Dataset rows for apps and sites:

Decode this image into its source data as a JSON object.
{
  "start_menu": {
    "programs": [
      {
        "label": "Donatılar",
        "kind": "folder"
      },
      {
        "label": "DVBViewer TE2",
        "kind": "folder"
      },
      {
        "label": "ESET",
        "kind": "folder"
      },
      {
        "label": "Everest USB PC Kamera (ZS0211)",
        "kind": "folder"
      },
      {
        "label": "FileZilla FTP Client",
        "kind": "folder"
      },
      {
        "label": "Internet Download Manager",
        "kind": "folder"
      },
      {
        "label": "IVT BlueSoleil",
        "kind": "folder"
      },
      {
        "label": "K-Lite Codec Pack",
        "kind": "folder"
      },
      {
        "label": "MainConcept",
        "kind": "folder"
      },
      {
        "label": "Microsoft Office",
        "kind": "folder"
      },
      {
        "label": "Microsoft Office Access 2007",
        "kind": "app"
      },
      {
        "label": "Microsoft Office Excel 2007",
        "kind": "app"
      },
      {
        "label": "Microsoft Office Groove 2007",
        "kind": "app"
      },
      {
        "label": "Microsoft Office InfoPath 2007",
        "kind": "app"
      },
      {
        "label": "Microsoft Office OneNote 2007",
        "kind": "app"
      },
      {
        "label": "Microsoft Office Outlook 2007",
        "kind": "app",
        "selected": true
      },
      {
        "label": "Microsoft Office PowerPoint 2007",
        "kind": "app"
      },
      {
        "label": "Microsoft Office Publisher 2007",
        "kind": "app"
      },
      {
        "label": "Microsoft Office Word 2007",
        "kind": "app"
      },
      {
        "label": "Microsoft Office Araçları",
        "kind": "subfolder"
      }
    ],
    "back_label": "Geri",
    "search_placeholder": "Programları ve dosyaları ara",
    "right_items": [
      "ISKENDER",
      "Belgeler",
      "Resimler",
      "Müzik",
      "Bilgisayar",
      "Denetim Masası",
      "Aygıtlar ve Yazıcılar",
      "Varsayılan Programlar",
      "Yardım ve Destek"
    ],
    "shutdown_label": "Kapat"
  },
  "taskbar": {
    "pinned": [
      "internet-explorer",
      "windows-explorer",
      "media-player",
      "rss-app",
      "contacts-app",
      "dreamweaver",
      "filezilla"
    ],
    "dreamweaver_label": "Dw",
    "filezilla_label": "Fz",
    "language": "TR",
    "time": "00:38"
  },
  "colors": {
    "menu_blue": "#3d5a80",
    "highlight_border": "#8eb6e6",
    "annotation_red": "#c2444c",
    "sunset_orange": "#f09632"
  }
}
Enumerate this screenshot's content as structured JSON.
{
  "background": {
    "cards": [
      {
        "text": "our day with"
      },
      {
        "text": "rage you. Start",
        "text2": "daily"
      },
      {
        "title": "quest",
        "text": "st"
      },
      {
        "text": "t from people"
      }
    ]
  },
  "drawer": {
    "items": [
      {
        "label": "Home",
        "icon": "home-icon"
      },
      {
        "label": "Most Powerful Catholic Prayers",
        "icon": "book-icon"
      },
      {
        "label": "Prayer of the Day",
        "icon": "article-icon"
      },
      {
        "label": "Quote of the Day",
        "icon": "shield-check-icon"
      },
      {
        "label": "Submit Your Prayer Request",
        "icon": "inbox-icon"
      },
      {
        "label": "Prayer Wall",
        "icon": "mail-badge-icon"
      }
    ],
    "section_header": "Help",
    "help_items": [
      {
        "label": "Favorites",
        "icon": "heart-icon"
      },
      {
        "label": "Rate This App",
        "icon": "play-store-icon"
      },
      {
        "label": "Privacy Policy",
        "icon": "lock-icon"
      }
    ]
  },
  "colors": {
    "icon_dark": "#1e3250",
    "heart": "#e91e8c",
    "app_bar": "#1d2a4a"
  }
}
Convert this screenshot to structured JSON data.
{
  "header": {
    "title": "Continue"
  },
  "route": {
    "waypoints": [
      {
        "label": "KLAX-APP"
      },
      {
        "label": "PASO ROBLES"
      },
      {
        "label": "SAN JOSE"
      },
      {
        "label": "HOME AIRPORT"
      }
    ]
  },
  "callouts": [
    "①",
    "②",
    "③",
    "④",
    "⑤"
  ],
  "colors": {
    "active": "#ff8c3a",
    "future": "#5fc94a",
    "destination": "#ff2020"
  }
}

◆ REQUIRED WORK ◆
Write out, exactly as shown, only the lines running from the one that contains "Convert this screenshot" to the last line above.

◆ RESULT OF THE TASK ◆
Convert this screenshot to structured JSON data.
{
  "header": {
    "title": "Continue"
  },
  "route": {
    "waypoints": [
      {
        "label": "KLAX-APP"
      },
      {
        "label": "PASO ROBLES"
      },
      {
        "label": "SAN JOSE"
      },
      {
        "label": "HOME AIRPORT"
      }
    ]
  },
  "callouts": [
    "①",
    "②",
    "③",
    "④",
    "⑤"
  ],
  "colors": {
    "active": "#ff8c3a",
    "future": "#5fc94a",
    "destination": "#ff2020"
  }
}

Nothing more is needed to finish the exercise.